Nowadays, such caution is less in evidence among the leaders of the Catholic Church in Scotland. Last September, shortly after 55 per cent of voters, on an 86 per cent turnout, endorsed the 307-year union in a referendum, the Archbishop of Glasgow, Philip Tartagalia, wrote an adulatory letter to Alex Salmond, the then leader of the Scottish National Party (SNP) who had just announced he was resigning as First Minister. The letter referred to Salmond’s “outstanding career in politics” and to his having been “a wonderful ambassador and champion for Scotland at home and abroad”.
Similar stellar praise from the top of the Church greeted the emergence of Nicola Sturgeon last December. The historically-minded Salmond is mindful of the Church’s role as an emblem of past independence. Sturgeon is a secular lawyer who, as Minister of Health, was clearly unsympathetic towards Catholic employees in the NHS unwilling to participate in abortions, and who offered very public backing for same-sex marriage.
Archbishop Tartaglia appears to be on the same political journey as the numerous Catholics who have swelled the ranks of the SNP in recent years. At times, priests in his archdiocese have struggled to separate their pro-independence sympathies from discharging their religious duties. For years, several of the leading officials who advise the Scottish hierarchy have also been well known for their pro-SNP views. They include Peter Kearney, director of the Scottish Catholic Media Office, and David Kerr, an adviser to the Archbishop of St Andrews and Edinburgh, Leo Cushley.
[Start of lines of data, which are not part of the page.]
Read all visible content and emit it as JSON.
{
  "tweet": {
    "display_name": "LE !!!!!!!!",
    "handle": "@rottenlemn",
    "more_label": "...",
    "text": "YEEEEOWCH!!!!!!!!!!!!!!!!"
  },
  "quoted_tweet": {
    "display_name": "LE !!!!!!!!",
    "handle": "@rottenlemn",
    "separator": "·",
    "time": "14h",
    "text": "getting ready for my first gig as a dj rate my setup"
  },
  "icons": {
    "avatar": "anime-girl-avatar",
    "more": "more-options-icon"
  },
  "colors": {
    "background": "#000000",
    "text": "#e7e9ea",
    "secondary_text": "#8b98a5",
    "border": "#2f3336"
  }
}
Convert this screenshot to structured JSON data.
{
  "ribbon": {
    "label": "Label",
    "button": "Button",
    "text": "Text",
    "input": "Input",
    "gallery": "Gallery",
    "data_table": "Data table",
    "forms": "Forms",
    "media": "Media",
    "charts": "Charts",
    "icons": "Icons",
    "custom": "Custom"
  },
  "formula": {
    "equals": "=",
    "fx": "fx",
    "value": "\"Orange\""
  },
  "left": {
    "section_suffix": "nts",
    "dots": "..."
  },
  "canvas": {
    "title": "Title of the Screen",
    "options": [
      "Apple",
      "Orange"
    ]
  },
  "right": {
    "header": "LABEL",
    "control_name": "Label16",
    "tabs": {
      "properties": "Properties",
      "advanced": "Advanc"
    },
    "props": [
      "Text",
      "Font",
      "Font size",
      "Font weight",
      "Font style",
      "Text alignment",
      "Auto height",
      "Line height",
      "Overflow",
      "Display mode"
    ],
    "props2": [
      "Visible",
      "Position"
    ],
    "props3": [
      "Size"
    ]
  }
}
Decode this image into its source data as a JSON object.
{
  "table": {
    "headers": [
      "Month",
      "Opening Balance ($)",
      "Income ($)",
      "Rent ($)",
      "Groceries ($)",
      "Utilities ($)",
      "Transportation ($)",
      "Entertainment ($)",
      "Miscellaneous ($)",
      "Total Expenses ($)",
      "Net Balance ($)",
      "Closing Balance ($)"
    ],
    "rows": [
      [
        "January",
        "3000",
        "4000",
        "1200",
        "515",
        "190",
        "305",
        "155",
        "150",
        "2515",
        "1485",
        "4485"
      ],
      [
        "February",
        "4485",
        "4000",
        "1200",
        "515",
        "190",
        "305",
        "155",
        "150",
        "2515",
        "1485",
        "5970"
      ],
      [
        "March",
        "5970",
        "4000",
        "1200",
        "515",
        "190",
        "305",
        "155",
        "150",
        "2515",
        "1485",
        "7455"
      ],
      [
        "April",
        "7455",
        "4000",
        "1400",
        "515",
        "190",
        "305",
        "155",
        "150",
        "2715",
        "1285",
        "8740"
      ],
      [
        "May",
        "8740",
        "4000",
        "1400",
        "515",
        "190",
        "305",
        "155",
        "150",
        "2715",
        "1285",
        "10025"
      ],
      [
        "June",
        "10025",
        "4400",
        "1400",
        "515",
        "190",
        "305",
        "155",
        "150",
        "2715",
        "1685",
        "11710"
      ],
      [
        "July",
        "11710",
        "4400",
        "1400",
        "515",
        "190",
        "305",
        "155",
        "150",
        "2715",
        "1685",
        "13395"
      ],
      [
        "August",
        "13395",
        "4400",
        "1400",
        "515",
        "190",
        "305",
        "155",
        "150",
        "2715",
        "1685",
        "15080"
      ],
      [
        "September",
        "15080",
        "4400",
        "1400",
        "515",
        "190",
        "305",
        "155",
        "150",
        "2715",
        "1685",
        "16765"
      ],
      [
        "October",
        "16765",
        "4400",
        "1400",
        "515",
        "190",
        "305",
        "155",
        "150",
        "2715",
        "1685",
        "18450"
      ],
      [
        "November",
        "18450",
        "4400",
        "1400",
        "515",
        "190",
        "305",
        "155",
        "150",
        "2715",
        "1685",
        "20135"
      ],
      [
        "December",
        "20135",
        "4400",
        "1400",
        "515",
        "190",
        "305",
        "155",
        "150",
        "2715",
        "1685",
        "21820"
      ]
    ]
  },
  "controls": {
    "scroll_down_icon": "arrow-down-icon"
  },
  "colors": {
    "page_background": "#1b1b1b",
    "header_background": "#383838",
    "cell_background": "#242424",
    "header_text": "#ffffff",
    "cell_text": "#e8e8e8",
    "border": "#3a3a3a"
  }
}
Archbishop Cushley insisted in 2014 that a rowdy referendum campaign, marked at times by open intimidation, had been civil and constructive, turning a deaf ear when presented with evidence to the contrary.
The Church of Scotland is less sanguine. The current Moderator of Scotland’s established church, the Rt Revd John Chalmers, felt the need to announce a service of reconciliation on 21 September, one which both Salmond and Sturgeon declined to attend. Almost 70 per cent of voters who defined themselves as Protestants voted against the split, while 57 per cent of Catholics, often claiming Irish ancestry, voted in favour of separation.
The Church has not encouraged questioning of the wisdom of dividing an economically viable country made up of four national territories, and whether the same standard of life can be maintained in a post-British Scotland where a tiny tax base will sustain an extensive public sector. A pastoral letter issued this month emphasised key issues championed by the SNP, such as the removal of nuclear weapons and challenging inequality. But it failed to urge restraint with feelings already running high. In Glasgow East, where Archbishop Tartaglia grew up, Margaret Curran, the sitting Labour MP, has regularly encountered SNP activists who heckle and photograph her as she knocks doors in the constituency.
Church authorities have reacted with nonchalance to the decision last month of St George’s Catholic school in Glasgow to invite far-left agitator Tommy Sheridan to talk about politics to primary age pupils who later mounted their own demonstration in the city against austerity. Yet the Church’s view is that in a school where it has an important managerial role, any action is up to the city council.
Archbishop Tartaglia’s growing support for the SNP may yet leave the Church exposed and vulnerable if Scotland becomes a major political headache that acquires global significance.
Tom Gallagher is the author of Divided Scotland: Christian Crisis and Ethnic Tensions, Argyll Publications, 2011
Top: Archbishop Tartaglia and (above) Scottish Labour leader Jim Murphy, who led the 'No' campaign